In the Atlantic article, linked below, there runs the thread of what happens when good people do not speak up but be careful if you read it, the article is more depressing for its corollary of when good people speak up, and others don’t stand with them. Good intentions are undermined and people destroyed while others protect their jobs, rationalize their compliance or look away, pretend they don’t see.
This article about the assumption of authoritarian power under President Trump is depressing as it unveils the deep state of the decline and corruption of American democracy, over the last decades, soon to reach a point of no-return. According to the article author George Packer and The Atlantic editorial board, if President Trump is reelected for four more years, the corruption of the state will no longer be an emergency but complete, irreversible. It’s how Rome went. Won’t be possible we hope against hope, think wishfully. So far, President Trump has been seriously underestimated by all the bright thinkers in Washington and the Ivy League universities and the stalwarts of American institutional governance. Will the Black Lives Matter insurgence right the ship? Will good people, whatever good might mean, stand up and be counted.
The corruption, and I feel the article is crystal clear that, democracy has been corrupted, the corruption has been in front of us these last four years, but reading this article, I can no longer hide in my wishful thinking, hide from its implications and the Trump corruption reach far into civil society has we’ve known it. As said by Zeynep Tutckci (academic and author of Twitter & Teargas), as she says of the usurpation of democratic freedoms and human rights, it will not be a cataclysmic event t end it, but the gentle walking down a quiet path. That quiet walk might be us sitting back saying it’s all fine, smart people know what they are doing, American won’t collapse. Well you’re right. Not cataclysmically. We won’t even see it coming, not even notice until it comes. if we don’t read this article that is. Truth is, there are smart people on both sides. I feel overwhelmed in the face of the evidence and my being unable to deny its seriousness. The empire is to collapse under its own weight of greed, a system of greed the article gives evidence to.
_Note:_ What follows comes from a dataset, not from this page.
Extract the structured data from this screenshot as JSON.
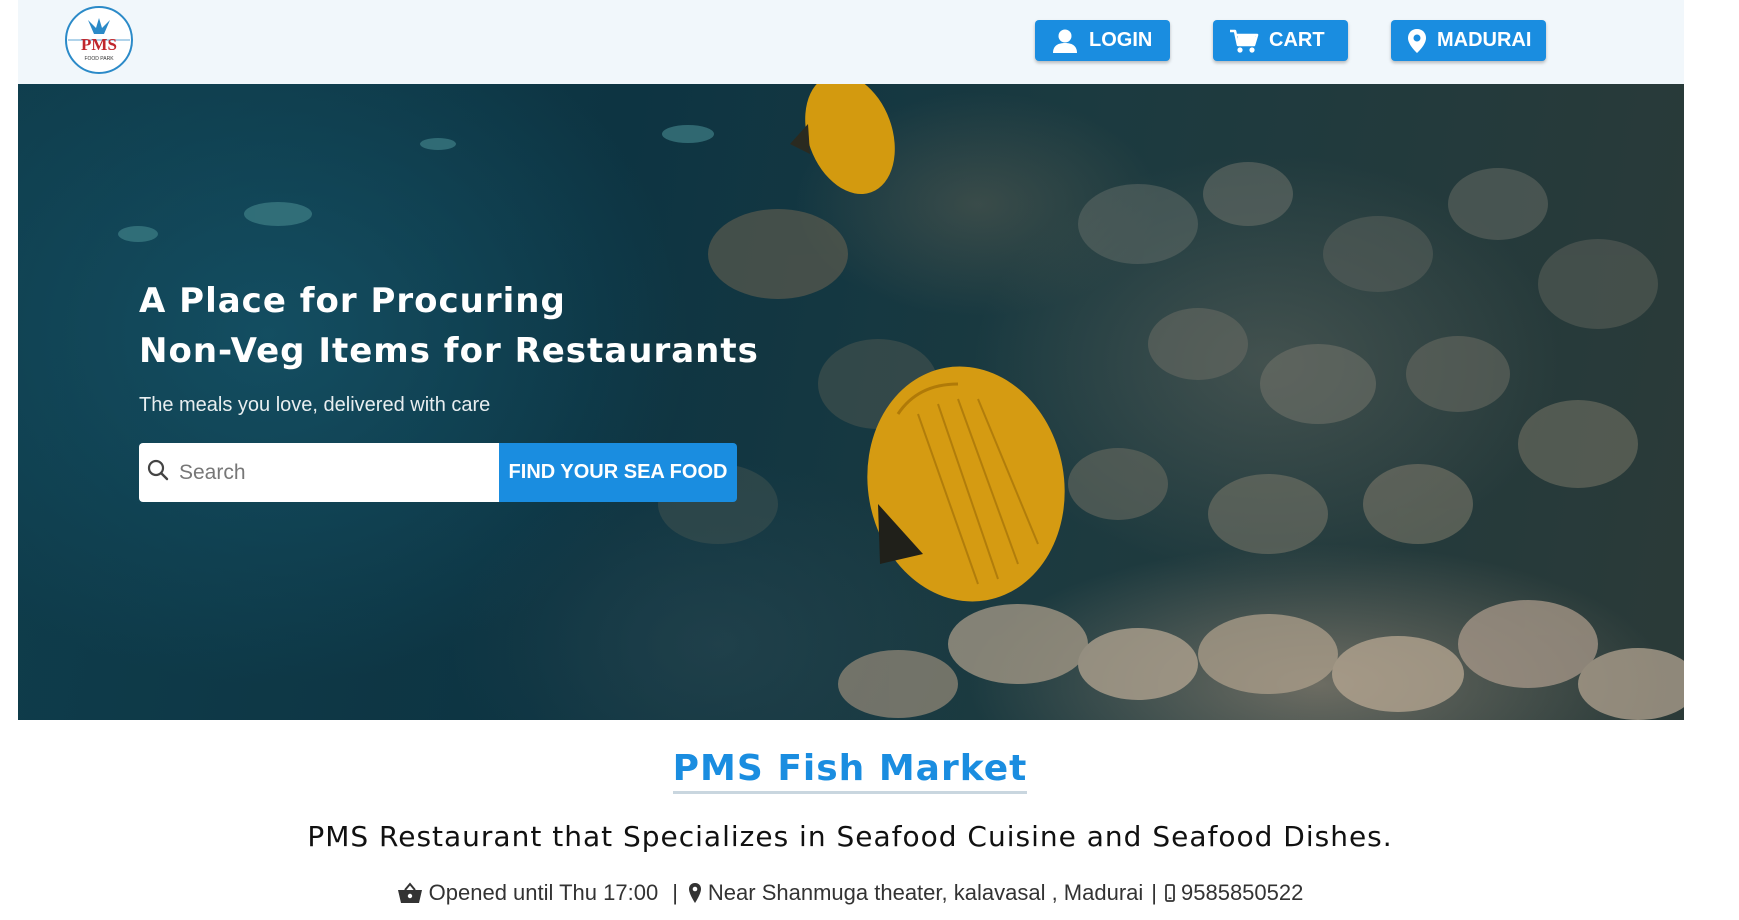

I have to catch my breath. Walk out into the sunshine. I’ve lived my whole life in relative peace. Only Covid has given me any sense of history where life just doesn’t go on. My grandmother lived the best years of her life with the aftermath of the Great Depression, complete collapse of society, and two World Wars, years of fear fighting authoritarian states who wanted to destroy democracies. Am I over-reacting? I’ve just finished two books on Apocalyptic literature of 2000 years ago. What is history going to record of this moment in time, the year 2020-2021? While I’m going on with my day today, this Tuesday June 16, happily walking up Strachan Ave today of all days. What is the end of my life, my last decade, to look like? What can I do today? Do what I can. You’re a good person, too. What are we going to do? Anything?